All this week we've been taking a long look at each network to see how they're faring this season now that the initial hype has faded and shows new and old have settled into their natural level. We've covered the struggling NBC and the steady CBS, so today let us turn our magnifying glass to ABC. At the forefront of the comedy renaissance, the network has capitalized on it with the solid newcomer Suburgatory, and while some new soapy dramas have paid off (Revenge), others have not (Charlie's Angels). Let's take a look at the Alphabet network, from A to Z.

What's working: The network can make a strong case that its Wednesday comedy block is now the funniest night on TV, as well as one of the most commercially successful. CBS may have bigger tune-in overall, and NBC may have more critical darlings, but Modern Family is the No. 1 comedy on TV (now that the post–Charlie Sheen buzz has worn off Two and a Half Men) and is showing double-digit growth versus last fall. The Middle is a solid success at 8 p.m., while Suburgatory has proven to be a great fit at 8:30 p.m. (and is one of the new season's freshman success stories). Happy Endings is having just as hard of a time holding on to MF's monster lead-in as the on-hiatus Cougar Town did, but Happy's critical buzz keeps growing in its second season. Also on Wednesday, Twitter darling Revenge has been able to build on its modest Happy lead-in and find itself competing with CSI for the 10 p.m. lead with adult viewers under 50.

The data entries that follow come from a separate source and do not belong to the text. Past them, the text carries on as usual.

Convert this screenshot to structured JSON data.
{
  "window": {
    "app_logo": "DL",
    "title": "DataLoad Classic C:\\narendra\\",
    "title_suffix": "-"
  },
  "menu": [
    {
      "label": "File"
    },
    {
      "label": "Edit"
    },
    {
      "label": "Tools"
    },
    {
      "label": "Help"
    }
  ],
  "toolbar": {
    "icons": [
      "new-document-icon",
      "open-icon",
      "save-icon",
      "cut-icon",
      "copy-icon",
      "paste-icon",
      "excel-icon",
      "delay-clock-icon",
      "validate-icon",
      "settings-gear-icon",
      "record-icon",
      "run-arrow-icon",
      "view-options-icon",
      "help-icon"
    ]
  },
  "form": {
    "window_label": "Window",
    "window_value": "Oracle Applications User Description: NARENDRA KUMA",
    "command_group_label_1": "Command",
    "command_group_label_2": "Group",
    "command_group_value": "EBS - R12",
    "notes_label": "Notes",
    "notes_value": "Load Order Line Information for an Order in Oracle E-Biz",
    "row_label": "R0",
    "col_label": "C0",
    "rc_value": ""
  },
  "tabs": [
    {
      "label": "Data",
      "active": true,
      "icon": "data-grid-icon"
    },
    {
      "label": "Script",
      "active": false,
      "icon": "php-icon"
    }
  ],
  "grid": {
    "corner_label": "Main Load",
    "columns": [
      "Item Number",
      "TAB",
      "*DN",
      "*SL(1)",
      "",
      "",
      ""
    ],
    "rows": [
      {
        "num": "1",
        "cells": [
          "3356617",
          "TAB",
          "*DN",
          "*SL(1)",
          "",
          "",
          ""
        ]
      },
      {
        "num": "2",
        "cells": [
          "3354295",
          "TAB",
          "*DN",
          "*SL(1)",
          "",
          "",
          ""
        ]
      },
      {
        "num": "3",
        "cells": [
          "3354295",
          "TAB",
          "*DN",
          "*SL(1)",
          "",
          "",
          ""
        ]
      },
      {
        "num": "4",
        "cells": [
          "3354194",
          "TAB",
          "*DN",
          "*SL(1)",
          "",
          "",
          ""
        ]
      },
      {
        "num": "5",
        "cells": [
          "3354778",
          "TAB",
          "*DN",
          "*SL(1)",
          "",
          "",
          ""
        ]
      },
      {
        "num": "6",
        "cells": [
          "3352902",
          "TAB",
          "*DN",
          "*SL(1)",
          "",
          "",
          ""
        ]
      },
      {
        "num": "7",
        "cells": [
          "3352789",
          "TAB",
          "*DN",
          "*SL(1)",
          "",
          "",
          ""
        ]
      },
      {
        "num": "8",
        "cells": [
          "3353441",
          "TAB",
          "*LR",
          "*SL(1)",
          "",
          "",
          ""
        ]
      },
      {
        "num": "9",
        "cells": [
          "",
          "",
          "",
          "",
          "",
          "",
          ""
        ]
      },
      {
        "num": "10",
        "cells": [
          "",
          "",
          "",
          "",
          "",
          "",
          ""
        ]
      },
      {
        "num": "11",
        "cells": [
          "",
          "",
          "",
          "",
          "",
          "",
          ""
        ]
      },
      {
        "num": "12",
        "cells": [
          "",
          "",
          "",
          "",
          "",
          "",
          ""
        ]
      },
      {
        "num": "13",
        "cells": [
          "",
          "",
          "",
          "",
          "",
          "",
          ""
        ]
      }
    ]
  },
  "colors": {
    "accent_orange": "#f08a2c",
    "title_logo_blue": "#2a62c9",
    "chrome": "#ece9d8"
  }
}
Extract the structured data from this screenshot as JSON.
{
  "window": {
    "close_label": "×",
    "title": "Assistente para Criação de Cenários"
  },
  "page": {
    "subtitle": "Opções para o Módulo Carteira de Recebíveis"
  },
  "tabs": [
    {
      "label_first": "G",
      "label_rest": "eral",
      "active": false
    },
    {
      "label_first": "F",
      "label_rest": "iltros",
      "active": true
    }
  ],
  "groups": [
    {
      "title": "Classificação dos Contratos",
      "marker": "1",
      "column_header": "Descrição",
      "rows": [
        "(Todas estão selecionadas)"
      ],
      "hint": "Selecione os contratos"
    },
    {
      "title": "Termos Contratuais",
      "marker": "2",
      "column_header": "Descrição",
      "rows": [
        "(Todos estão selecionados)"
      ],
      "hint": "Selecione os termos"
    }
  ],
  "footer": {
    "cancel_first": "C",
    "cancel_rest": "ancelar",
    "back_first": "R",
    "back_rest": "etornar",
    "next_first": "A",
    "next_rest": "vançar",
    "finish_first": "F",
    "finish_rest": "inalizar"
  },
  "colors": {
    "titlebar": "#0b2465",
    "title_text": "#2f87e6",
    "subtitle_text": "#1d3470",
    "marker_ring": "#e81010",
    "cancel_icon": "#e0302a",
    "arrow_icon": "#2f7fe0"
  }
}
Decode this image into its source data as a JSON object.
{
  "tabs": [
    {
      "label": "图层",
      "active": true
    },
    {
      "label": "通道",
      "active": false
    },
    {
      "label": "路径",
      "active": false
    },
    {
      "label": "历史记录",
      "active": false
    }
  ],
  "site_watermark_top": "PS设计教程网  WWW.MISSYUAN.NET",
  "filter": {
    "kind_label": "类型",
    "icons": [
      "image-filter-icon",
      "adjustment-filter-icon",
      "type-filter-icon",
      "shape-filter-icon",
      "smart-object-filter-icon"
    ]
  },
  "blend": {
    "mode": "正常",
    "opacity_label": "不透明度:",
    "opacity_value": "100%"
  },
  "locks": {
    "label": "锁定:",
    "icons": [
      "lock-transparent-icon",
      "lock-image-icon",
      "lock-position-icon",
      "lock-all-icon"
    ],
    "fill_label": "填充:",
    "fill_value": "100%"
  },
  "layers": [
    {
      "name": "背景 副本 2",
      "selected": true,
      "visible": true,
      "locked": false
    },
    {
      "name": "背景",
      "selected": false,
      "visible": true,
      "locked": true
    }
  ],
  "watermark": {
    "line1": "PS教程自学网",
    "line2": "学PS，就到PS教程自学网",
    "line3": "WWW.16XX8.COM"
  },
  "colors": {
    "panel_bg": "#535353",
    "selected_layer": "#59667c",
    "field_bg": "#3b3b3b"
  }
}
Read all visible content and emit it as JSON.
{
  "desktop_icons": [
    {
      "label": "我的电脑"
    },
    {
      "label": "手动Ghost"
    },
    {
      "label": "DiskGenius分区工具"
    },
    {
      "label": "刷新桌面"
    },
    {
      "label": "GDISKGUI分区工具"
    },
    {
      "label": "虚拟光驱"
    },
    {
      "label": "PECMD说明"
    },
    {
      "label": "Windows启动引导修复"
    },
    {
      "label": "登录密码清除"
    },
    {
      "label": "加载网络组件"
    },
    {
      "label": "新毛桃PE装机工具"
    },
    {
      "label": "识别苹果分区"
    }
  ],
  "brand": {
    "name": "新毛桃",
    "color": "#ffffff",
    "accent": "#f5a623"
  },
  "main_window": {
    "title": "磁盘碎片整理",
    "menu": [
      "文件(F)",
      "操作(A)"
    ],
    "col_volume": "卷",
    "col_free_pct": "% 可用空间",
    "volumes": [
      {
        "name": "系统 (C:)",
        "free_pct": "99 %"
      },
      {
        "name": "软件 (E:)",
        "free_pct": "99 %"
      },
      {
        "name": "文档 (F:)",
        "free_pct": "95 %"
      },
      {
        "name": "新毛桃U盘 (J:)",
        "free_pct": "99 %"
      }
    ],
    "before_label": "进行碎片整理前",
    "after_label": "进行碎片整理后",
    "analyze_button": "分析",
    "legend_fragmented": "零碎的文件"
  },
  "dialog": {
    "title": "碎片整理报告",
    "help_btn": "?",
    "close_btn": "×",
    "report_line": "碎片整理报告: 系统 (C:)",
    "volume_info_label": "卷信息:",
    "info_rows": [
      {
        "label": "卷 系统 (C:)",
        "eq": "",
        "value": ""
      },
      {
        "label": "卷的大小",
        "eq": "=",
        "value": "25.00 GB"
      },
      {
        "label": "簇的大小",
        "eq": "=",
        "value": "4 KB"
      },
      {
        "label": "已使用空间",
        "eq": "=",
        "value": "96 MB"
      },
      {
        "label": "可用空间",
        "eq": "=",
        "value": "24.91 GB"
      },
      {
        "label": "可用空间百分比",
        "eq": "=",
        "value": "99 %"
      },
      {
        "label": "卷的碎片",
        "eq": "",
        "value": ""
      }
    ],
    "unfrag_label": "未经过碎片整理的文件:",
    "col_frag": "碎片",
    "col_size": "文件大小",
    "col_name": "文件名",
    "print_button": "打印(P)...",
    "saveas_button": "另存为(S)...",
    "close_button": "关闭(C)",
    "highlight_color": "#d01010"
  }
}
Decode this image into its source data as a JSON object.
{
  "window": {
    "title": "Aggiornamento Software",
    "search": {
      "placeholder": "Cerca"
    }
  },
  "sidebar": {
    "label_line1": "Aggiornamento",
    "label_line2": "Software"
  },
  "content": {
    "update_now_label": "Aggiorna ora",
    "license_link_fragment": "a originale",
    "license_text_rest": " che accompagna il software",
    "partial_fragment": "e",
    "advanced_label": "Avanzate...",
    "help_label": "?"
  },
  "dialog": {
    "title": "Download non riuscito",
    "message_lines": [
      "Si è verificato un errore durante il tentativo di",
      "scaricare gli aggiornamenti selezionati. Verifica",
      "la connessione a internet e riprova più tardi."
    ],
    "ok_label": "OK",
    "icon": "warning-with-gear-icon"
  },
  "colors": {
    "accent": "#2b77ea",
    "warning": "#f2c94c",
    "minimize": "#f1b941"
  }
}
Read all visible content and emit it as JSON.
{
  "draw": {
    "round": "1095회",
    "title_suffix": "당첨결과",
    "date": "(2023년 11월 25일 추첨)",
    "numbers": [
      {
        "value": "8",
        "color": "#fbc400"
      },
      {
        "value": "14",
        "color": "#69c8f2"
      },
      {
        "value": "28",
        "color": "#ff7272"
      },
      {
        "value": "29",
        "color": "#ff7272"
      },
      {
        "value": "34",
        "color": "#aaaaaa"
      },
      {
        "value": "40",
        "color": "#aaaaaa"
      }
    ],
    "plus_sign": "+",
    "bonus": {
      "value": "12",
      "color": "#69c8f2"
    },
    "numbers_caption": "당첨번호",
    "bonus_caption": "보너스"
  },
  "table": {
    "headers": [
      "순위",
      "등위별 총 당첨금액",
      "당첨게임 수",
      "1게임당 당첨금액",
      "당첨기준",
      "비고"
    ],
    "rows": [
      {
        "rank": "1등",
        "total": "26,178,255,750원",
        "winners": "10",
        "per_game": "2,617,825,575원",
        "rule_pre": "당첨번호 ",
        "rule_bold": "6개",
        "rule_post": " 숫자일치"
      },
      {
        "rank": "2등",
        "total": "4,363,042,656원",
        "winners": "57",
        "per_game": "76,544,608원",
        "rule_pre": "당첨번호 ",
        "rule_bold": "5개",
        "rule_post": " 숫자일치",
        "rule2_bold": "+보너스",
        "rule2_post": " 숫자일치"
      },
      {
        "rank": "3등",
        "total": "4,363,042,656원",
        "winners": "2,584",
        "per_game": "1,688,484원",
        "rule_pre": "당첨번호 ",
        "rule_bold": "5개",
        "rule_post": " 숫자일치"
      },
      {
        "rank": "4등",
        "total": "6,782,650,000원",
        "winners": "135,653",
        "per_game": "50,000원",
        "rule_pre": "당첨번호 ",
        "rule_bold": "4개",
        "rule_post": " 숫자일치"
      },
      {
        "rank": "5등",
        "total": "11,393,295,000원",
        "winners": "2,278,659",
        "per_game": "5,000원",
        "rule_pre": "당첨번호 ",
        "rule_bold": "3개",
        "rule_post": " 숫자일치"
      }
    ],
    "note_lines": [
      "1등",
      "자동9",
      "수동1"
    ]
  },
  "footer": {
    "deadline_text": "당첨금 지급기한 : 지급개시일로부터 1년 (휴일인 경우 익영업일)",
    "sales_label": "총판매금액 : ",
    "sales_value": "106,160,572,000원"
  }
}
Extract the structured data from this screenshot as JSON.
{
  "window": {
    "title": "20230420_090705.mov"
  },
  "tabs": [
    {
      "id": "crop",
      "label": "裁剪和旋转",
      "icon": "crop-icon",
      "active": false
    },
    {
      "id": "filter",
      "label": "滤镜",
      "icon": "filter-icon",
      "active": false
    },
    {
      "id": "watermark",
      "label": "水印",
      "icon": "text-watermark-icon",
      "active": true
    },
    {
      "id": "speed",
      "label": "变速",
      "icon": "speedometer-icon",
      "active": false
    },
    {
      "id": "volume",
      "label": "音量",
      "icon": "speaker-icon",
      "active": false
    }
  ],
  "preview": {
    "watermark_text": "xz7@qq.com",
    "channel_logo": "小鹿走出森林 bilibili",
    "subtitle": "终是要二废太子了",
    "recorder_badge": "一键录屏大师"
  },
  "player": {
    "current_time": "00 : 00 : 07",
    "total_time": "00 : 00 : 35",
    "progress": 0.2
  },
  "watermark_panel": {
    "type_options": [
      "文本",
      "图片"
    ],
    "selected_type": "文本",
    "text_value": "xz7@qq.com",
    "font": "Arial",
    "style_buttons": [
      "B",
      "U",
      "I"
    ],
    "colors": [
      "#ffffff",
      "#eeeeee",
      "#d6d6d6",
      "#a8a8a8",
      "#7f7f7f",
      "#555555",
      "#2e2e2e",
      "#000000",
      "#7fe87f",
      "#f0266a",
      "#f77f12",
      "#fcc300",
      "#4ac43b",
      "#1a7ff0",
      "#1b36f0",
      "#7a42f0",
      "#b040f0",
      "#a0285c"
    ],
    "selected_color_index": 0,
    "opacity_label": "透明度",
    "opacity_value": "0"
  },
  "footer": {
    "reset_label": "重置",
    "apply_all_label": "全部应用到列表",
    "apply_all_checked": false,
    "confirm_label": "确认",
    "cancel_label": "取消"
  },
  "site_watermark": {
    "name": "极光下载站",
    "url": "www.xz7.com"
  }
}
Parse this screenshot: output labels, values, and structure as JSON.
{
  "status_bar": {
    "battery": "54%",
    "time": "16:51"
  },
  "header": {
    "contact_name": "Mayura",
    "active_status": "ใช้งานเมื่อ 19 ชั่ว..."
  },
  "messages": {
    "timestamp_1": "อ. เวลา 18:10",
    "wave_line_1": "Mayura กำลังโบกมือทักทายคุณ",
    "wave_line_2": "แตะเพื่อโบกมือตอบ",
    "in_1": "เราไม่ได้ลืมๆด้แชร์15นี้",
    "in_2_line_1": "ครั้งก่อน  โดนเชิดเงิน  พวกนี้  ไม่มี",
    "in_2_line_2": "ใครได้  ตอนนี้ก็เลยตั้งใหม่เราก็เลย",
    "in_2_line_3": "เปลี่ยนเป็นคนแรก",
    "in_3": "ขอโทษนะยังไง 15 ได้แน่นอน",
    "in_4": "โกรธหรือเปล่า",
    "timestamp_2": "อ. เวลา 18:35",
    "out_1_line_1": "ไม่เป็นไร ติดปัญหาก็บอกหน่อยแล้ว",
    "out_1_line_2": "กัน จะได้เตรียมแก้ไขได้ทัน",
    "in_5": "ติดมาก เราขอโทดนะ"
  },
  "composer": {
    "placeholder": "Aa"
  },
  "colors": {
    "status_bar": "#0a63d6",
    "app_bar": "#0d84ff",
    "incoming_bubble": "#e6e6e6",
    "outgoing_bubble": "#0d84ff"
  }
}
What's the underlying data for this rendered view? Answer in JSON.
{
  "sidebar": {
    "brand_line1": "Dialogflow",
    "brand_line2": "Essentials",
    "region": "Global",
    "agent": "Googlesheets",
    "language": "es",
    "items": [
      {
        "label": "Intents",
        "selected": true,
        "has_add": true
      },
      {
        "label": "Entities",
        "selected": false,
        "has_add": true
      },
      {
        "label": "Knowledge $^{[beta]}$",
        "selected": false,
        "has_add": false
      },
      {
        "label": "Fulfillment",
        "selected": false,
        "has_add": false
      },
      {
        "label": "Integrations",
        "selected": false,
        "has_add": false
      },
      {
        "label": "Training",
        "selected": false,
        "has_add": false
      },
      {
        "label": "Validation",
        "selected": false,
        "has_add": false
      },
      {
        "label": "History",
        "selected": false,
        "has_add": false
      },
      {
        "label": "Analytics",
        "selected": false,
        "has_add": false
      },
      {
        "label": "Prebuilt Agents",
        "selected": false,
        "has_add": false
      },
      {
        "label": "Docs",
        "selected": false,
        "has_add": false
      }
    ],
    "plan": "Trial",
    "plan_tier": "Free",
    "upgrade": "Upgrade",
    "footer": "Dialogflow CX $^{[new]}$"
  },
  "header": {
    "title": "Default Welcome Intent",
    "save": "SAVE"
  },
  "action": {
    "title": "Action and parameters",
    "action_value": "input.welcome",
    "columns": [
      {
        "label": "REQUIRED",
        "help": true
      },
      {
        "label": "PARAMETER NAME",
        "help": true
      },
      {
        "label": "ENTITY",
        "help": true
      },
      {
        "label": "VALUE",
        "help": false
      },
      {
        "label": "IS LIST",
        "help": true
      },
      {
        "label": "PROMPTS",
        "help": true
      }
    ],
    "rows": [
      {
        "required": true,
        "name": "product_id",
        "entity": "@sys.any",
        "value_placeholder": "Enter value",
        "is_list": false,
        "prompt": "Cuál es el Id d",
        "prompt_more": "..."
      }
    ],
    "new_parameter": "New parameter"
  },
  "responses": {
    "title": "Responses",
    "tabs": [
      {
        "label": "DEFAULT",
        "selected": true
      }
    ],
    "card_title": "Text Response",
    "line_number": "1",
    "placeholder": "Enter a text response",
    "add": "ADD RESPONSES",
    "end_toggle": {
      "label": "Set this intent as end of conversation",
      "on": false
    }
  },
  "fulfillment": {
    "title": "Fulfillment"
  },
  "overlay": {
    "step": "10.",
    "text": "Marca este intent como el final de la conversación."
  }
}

What's next: We can't keep track of everything ABC has on the shelf, but the network has lots of faith that the soap-y GCB and the Lost-y The River will attract viewers in the New Year. The network will certainly get attention (though mostly the derisive kind) for its upcoming cross-dressing comedy Work It!, but who knows if that'll translate into viewers. The network is scheduled to expand its nascent Tuesday comedy block to four shows, with a possibly retitled Cougar Town and the promising Don't Trust the Bitch in Apt. 23. And as frightful as the DWTS decline has been, the good news is, it gets to hit the reset button next March. Michele Bachmann should be free by next spring.

What's not: Like NBC, ABC has got some major tentpole issues. Desperate Housewives is not getting a boost from the announcement that this is its final season (it's down a whopping 29 percent this fall); Dancing With the Stars has plummeted nearly 25 percent; and Grey's Anatomy has nosedived more than 20 percent versus its fall 2010 season kickoff. And while the aforementioned fall freshmen have done well, their success has been offset by the total failure of Charlie's Angels (canceled) and the so-so (but stabilizing) numbers by Pan Am.

What's next: We can't keep track of everything ABC has on the shelf, but the network has lots of faith that the soap-y GCB and the Lost-y The River will attract viewers in the New Year. The network will certainly get attention (though mostly the derisive kind) for its upcoming cross-dressing comedy Work It!, but who knows if that'll translate into viewers. The network is scheduled to expand its nascent Tuesday comedy block to four shows, with a possibly retitled Cougar Town and the promising Don't Trust the Bitch in Apt. 23. And as frightful as the DWTS decline has been, the good news is, it gets to hit the reset button next March. Michele Bachmann should be free by next spring.